• [Work required] The result should be every line of the listing that contains "icon".

··········

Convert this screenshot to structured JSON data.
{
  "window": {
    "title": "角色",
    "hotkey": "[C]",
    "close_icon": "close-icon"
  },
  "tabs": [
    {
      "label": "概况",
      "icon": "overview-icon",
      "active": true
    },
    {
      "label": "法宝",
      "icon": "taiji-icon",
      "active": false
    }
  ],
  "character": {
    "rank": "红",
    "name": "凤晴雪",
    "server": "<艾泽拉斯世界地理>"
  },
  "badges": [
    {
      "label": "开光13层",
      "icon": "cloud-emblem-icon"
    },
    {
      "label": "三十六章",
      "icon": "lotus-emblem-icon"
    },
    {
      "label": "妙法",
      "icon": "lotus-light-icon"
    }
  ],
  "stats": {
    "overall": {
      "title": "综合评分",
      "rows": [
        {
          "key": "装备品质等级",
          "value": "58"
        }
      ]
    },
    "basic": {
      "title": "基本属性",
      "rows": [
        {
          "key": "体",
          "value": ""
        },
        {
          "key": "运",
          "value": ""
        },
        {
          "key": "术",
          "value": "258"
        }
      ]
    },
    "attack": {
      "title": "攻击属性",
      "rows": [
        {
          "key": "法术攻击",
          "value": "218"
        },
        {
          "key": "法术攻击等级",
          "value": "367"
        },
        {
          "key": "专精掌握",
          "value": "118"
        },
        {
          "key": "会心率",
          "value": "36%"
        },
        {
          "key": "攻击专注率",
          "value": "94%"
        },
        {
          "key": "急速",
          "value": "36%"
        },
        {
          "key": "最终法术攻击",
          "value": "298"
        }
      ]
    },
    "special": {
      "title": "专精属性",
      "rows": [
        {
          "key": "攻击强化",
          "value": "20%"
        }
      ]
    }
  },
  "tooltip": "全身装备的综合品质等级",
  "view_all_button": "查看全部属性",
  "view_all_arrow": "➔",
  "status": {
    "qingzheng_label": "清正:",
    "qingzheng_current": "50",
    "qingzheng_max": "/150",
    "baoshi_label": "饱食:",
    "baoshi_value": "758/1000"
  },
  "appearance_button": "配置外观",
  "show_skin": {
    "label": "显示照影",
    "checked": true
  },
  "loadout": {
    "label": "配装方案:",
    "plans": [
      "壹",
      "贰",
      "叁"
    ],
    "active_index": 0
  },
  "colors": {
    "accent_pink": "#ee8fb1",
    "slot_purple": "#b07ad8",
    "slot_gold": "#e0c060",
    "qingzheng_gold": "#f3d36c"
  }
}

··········

• [Your response]
    "close_icon": "close-icon"
      "icon": "overview-icon",
      "icon": "taiji-icon",
      "icon": "cloud-emblem-icon"
      "icon": "lotus-emblem-icon"
      "icon": "lotus-light-icon"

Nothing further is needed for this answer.